If you read week two, you’ve seen that it doesn’t take much time after all to stick to a proper diet. What can be more of a struggle, however, is fitting in your training sessions. However, by creating an effective program for the time you have, and realizing the benefits that training has on the rest of your life, your workouts can be a tool to help develop your body and mind.
Be careful with this. Reducing workout time is great, if training style is adjusted accordingly.
Personally, I haven’t followed a training program developed by anyone other than myself since the first couple of years of training. I can’t recommend any particular workout for you, either. What I can say for sure is that if you only have a short amount of time to work out, you better make it effective. By that I mean pushing your sets as far as you are able to. This doesn’t mean you have to go crazy with intensity techniques like drop sets or supersets; if you’re truly giving it your all each and every set those aren’t necessary. So how do you know if your sets are as intense as they can reasonably be? If you’re questioning your routine, than you have your answer.
All ‘Bout Those Gains
Just as sticking to a good diet plan can benefit your performance in the classroom, the same is true for training. We all know that regular exercise is essential for a healthy body and mind, but what about those who take it further (i.e. bodybuilders)?
We all need something that we are passionate about and practice regularly. For me, that’s both school and lifting. I think that life is best spent doing what you love. Why should you sacrifice something you love for an extra few hours of studying? It’s not worth it, especially when it can actually improve your mental performance during the hours that you do have to devote to your studies.
If you make wise choices in regards to your class schedule and planning your daily tasks you will be able to find a way to fit it in. Make time for the gym and your body and mind will thank you!

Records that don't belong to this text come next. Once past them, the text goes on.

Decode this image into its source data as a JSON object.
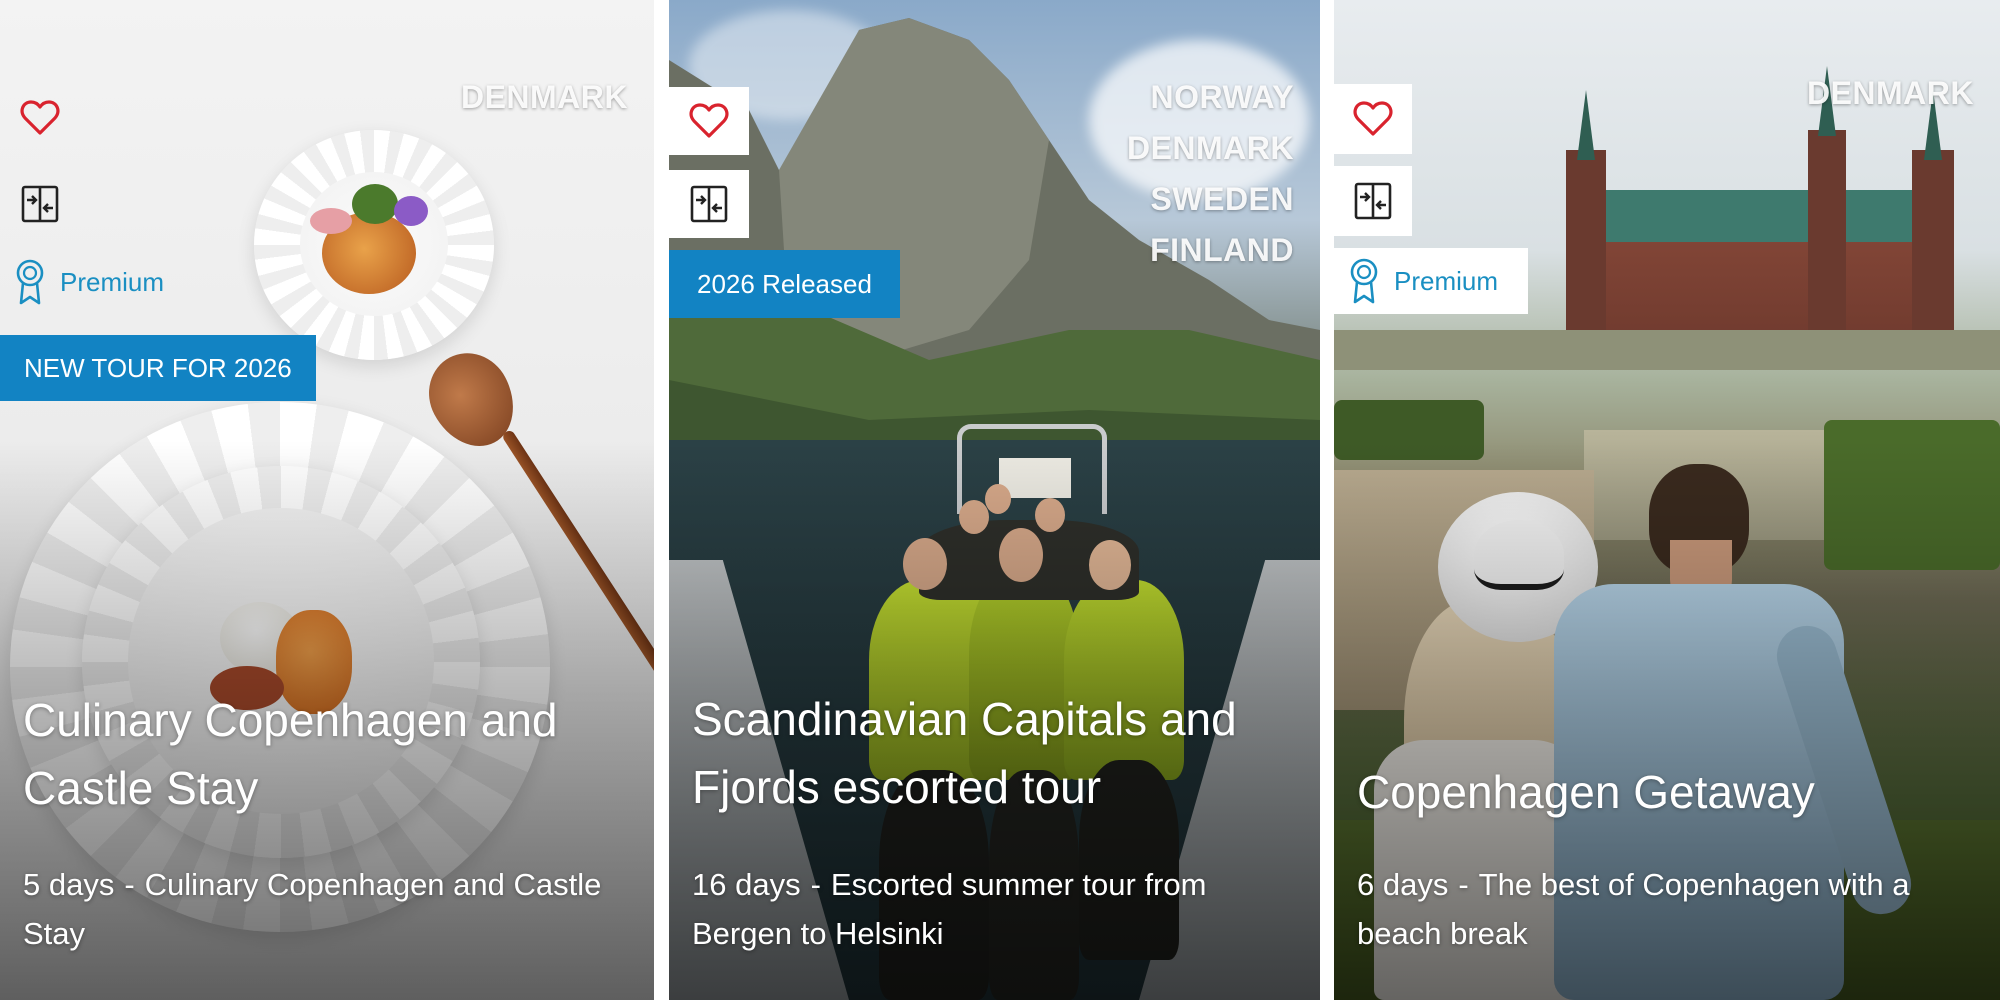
{
  "colors": {
    "accent_blue": "#1283c3",
    "premium_text": "#1a8fc2",
    "heart_red": "#d9232e"
  },
  "icons": {
    "favorite": "heart-icon",
    "compare": "compare-icon",
    "premium": "ribbon-award-icon"
  },
  "cards": [
    {
      "countries": [
        "DENMARK"
      ],
      "premium_label": "Premium",
      "tag": "NEW TOUR FOR 2026",
      "title": "Culinary Copenhagen and Castle Stay",
      "duration": "5 days",
      "separator": "-",
      "summary": "Culinary Copenhagen and Castle Stay"
    },
    {
      "countries": [
        "NORWAY",
        "DENMARK",
        "SWEDEN",
        "FINLAND"
      ],
      "tag": "2026 Released",
      "title": "Scandinavian Capitals and Fjords escorted tour",
      "duration": "16 days",
      "separator": "-",
      "summary": "Escorted summer tour from Bergen to Helsinki"
    },
    {
      "countries": [
        "DENMARK"
      ],
      "premium_label": "Premium",
      "title": "Copenhagen Getaway",
      "duration": "6 days",
      "separator": "-",
      "summary": "The best of Copenhagen with a beach break"
    }
  ]
}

Prepared by Cassie Bishop
The information provided in this article, as well as this web-site blog is intended for informational and educational purposes only and should not be interpreted as medical advice for any condition. Always consult a qualified medical professional before beginning any nutritional program or exercise program. By reading this disclaimer, you hereby agree and understand that the information provided in this column is not medical advice and relying upon it shall be done at your sole risk.